At this stage, involving the crew member in some form of activity helps to provide welcome distraction for the brain. Helming seems to work particularly well, probably due to the combination of looking at the horizon and concentration on the motion of the boat. A similar effect is seen in cars: how often do you hear of a car driver feeling travel-sick? When not on deck the sufferer should be helped to find a good berth in which to rest, away from the pitching movement of the bow or stern so as near amidships as possible. They should be encouraged, or helped, to get out of cold wet clothes and into a warm sleeping bag. Lying with eyes closed to reduce the conflicting visual messages, and wedged into a snug bunk (lee cloths and bags or cushions to help reduce them from rolling around) is the optimal position. Strictly no reading, as this will surely aggravate their symptoms. A bucket should be provided in case of vomiting, and regularly emptied to avoid others having to deal with a cabin smelling of vomit, which is certain to tip other vulnerable crew over the edge.
In terms of medication, anything that requires swallowing will probably no longer work. The fastest-acting drug is hyoscine (Kwells) and it works best to chew the tablet and then let the chewed tablet sit under your tongue or against the inside of your cheek. This allows it to get absorbed through the lining of your mouth, bypassing the stomach. The same can be tried with cinnarizine (Stugeron), although it may take longer to work. Scopoderm patches also get absorbed directly into the bloodstream, but again take a few hours to work.

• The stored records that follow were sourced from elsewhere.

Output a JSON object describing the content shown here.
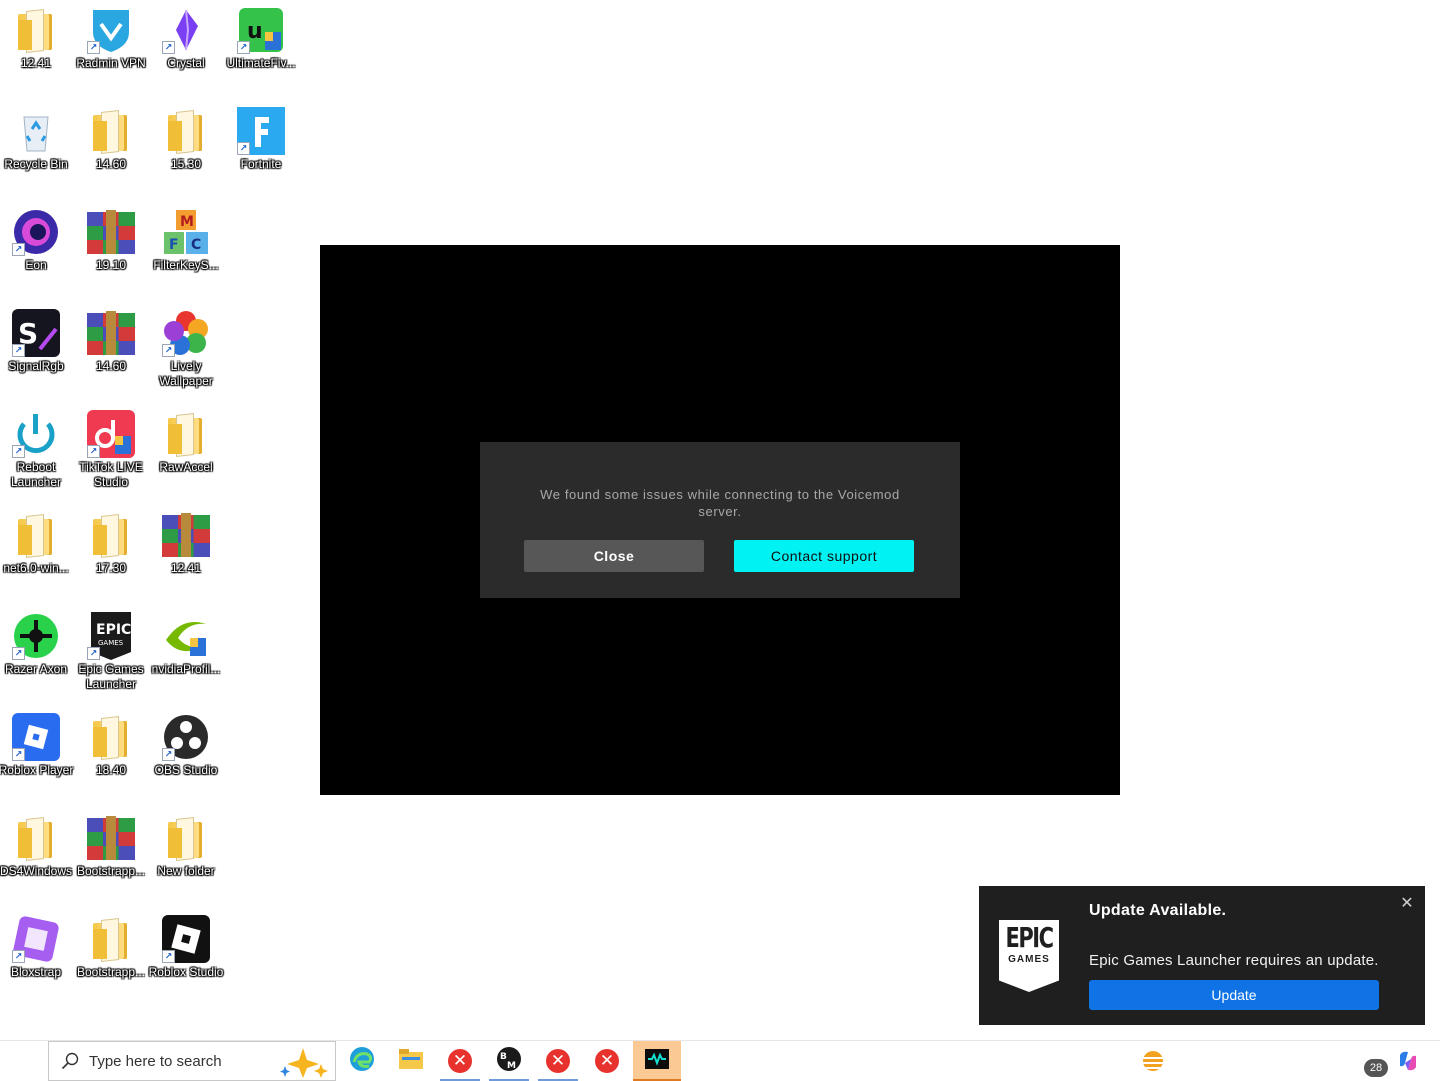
{
  "desktop": {
    "icons": [
      {
        "label": "12.41",
        "icon": "folder-icon",
        "shortcut": false
      },
      {
        "label": "Radmin VPN",
        "icon": "radmin-vpn-icon",
        "shortcut": true
      },
      {
        "label": "Crystal",
        "icon": "crystal-icon",
        "shortcut": true
      },
      {
        "label": "UltimateFiv...",
        "icon": "ultimatefiv-icon",
        "shortcut": true
      },
      {
        "label": "Recycle Bin",
        "icon": "recycle-bin-icon",
        "shortcut": false
      },
      {
        "label": "14.60",
        "icon": "folder-icon",
        "shortcut": false
      },
      {
        "label": "15.30",
        "icon": "folder-icon",
        "shortcut": false
      },
      {
        "label": "Fortnite",
        "icon": "fortnite-icon",
        "shortcut": true
      },
      {
        "label": "Eon",
        "icon": "eon-icon",
        "shortcut": true
      },
      {
        "label": "19.10",
        "icon": "winrar-archive-icon",
        "shortcut": false
      },
      {
        "label": "FilterKeyS...",
        "icon": "filterkeys-icon",
        "shortcut": false
      },
      {
        "label": "SignalRgb",
        "icon": "signalrgb-icon",
        "shortcut": true
      },
      {
        "label": "14.60",
        "icon": "winrar-archive-icon",
        "shortcut": false
      },
      {
        "label": "Lively Wallpaper",
        "icon": "lively-wallpaper-icon",
        "shortcut": true
      },
      {
        "label": "Reboot Launcher",
        "icon": "reboot-launcher-icon",
        "shortcut": true
      },
      {
        "label": "TikTok LIVE Studio",
        "icon": "tiktok-live-icon",
        "shortcut": true
      },
      {
        "label": "RawAccel",
        "icon": "folder-icon",
        "shortcut": false
      },
      {
        "label": "net6.0-win...",
        "icon": "folder-icon",
        "shortcut": false
      },
      {
        "label": "17.30",
        "icon": "folder-icon",
        "shortcut": false
      },
      {
        "label": "12.41",
        "icon": "winrar-archive-icon",
        "shortcut": false
      },
      {
        "label": "Razer Axon",
        "icon": "razer-axon-icon",
        "shortcut": true
      },
      {
        "label": "Epic Games Launcher",
        "icon": "epic-games-icon",
        "shortcut": true
      },
      {
        "label": "nvidiaProfil...",
        "icon": "nvidia-profile-icon",
        "shortcut": false
      },
      {
        "label": "Roblox Player",
        "icon": "roblox-player-icon",
        "shortcut": true
      },
      {
        "label": "18.40",
        "icon": "folder-icon",
        "shortcut": false
      },
      {
        "label": "OBS Studio",
        "icon": "obs-studio-icon",
        "shortcut": true
      },
      {
        "label": "DS4Windows",
        "icon": "folder-icon",
        "shortcut": false
      },
      {
        "label": "Bootstrapp...",
        "icon": "winrar-archive-icon",
        "shortcut": false
      },
      {
        "label": "New folder",
        "icon": "folder-icon",
        "shortcut": false
      },
      {
        "label": "Bloxstrap",
        "icon": "bloxstrap-icon",
        "shortcut": true
      },
      {
        "label": "Bootstrapp...",
        "icon": "folder-icon",
        "shortcut": false
      },
      {
        "label": "Roblox Studio",
        "icon": "roblox-studio-icon",
        "shortcut": true
      }
    ]
  },
  "app_window": {
    "dialog": {
      "message": "We found some issues while connecting to the Voicemod server.",
      "close_label": "Close",
      "support_label": "Contact support"
    }
  },
  "toast": {
    "logo_line1": "EPIC",
    "logo_line2": "GAMES",
    "title": "Update Available.",
    "body": "Epic Games Launcher requires an update.",
    "button_label": "Update",
    "close_glyph": "✕"
  },
  "taskbar": {
    "search_placeholder": "Type here to search",
    "pinned": [
      {
        "name": "edge-icon",
        "state": "none"
      },
      {
        "name": "file-explorer-icon",
        "state": "none"
      },
      {
        "name": "error-app-icon",
        "state": "running"
      },
      {
        "name": "bm-app-icon",
        "state": "running"
      },
      {
        "name": "error-app-icon",
        "state": "running"
      },
      {
        "name": "error-app-icon",
        "state": "none"
      },
      {
        "name": "voicemod-icon",
        "state": "active"
      }
    ],
    "tray_badge": "28",
    "accent_colors": {
      "cyan": "#00f2f2",
      "update_blue": "#0f73e6",
      "active_task": "#fbc993"
    }
  }
}
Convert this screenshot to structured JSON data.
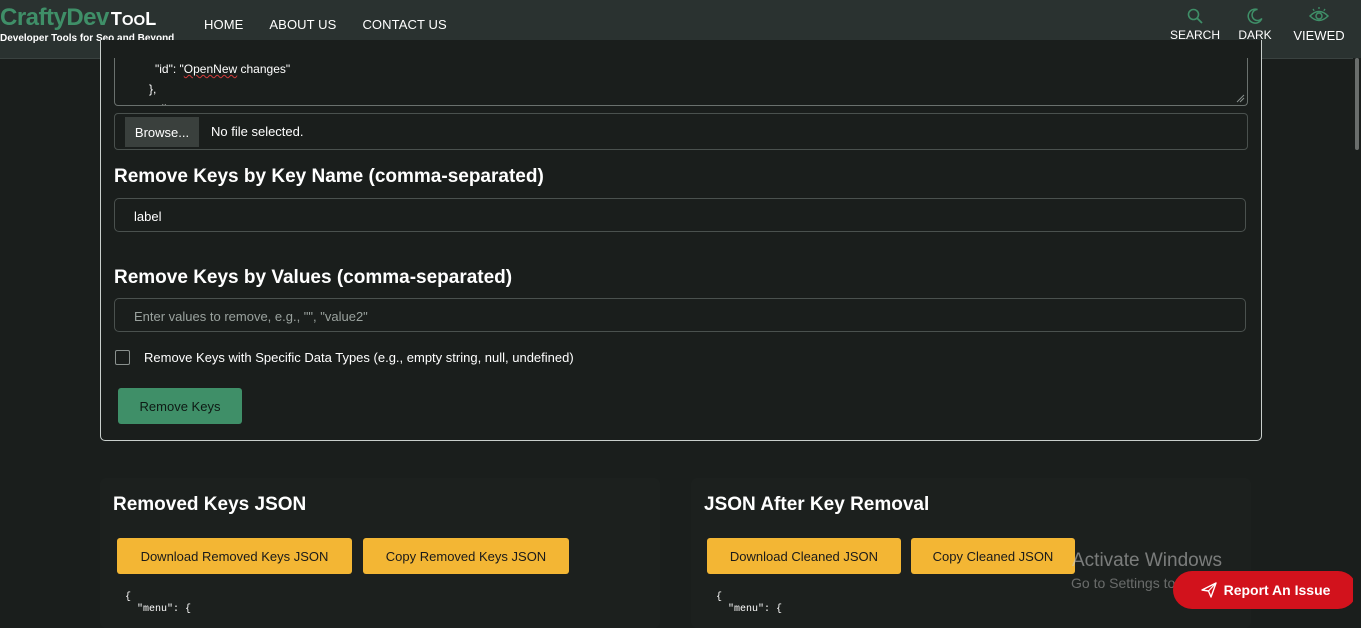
{
  "header": {
    "logo": {
      "crafty": "CraftyDev",
      "tool_first": "T",
      "tool_rest": "OO",
      "tool_last": "L",
      "tagline": "Developer Tools for Seo and Beyond"
    },
    "nav": [
      {
        "label": "HOME"
      },
      {
        "label": "ABOUT US"
      },
      {
        "label": "CONTACT US"
      }
    ],
    "actions": [
      {
        "label": "SEARCH",
        "icon": "search-icon"
      },
      {
        "label": "DARK",
        "icon": "moon-icon"
      },
      {
        "label": "VIEWED",
        "icon": "eye-icon"
      }
    ]
  },
  "editor": {
    "line_top": "",
    "line_id_key": "\"id\": \"",
    "line_id_word": "OpenNew",
    "line_id_rest": " changes\"",
    "line_close": "},",
    "line_null": "null"
  },
  "file_input": {
    "button_label": "Browse...",
    "status": "No file selected."
  },
  "remove_by_name": {
    "heading": "Remove Keys by Key Name (comma-separated)",
    "value": "label"
  },
  "remove_by_value": {
    "heading": "Remove Keys by Values (comma-separated)",
    "placeholder": "Enter values to remove, e.g., \"\", \"value2\""
  },
  "type_option": {
    "label": "Remove Keys with Specific Data Types (e.g., empty string, null, undefined)",
    "checked": false
  },
  "remove_button": "Remove Keys",
  "removed_panel": {
    "heading": "Removed Keys JSON",
    "download_label": "Download Removed Keys JSON",
    "copy_label": "Copy Removed Keys JSON",
    "code_line1": "{",
    "code_line2": "  \"menu\": {"
  },
  "cleaned_panel": {
    "heading": "JSON After Key Removal",
    "download_label": "Download Cleaned JSON",
    "copy_label": "Copy Cleaned JSON",
    "code_line1": "{",
    "code_line2": "  \"menu\": {"
  },
  "watermark": {
    "title": "Activate Windows",
    "subtitle": "Go to Settings to activate Windows."
  },
  "report_button": "Report An Issue",
  "colors": {
    "accent_green": "#3f8f68",
    "button_yellow": "#f3b634",
    "report_red": "#d2121c",
    "background": "#1a1e1c",
    "header": "#2a3230"
  }
}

For many, these simple actions will allow the nausea to subside. For some, a quick vomit will provide a good period of relief. For a significant minority, however, the misery of seasickness is profound. The saying that ‘at first you fear that you might die, and then you fear that you might not’ captures how unpleasant the sensation can be. Sufferers at this more severe end of the spectrum become a danger to themselves, and need firm direction to avoid falling into a state
of hypothermia and dehydration. It is particularly important to ensure that they have adequate water to replace that lost through vomiting.
Oral rehydration solutions
Better still than water are oral rehydration solutions (such as Dioralyte) which are readily available in all chemists. These balanced solutions provide an isotonic fluid that is easily absorbed by the stomach and replaces essential lost chemicals (particularly sodium) as well as fluid. They come in the form of tablets or sachets to mix with a specified volume of water. Taking small amounts regularly tends to work best. Since the adoption of the widespread use of oral rehydration therapy (ORT) in the 1980s, many millions of lives have been saved from diarrhœal illnesses such as cholera, particularly in developing countries. ORT forms one of the mainstays of treatment for gastroenteritis in any setting, and on a yacht is invaluable at preventing a crew member with seasickness from becoming weak and dehydrated.
Fortunately, making landfall usually leads to rapid and full recovery. A very small minority of unlucky people will develop ‘mal de débarquement’ or ‘disembarkation sickness’, in which a persistent sensation of motion is felt even once ashore.
Dr Ed Reeves qualified at St Thomas’s and joined the Chawton House Surgery, Lymington in 1999. He has a particular interest in minor surgery, and as a keen sailor he is also the medical officer for the local RNLI.
Extracted from Heavy Weather Sailing
7th edition, Peter Bruce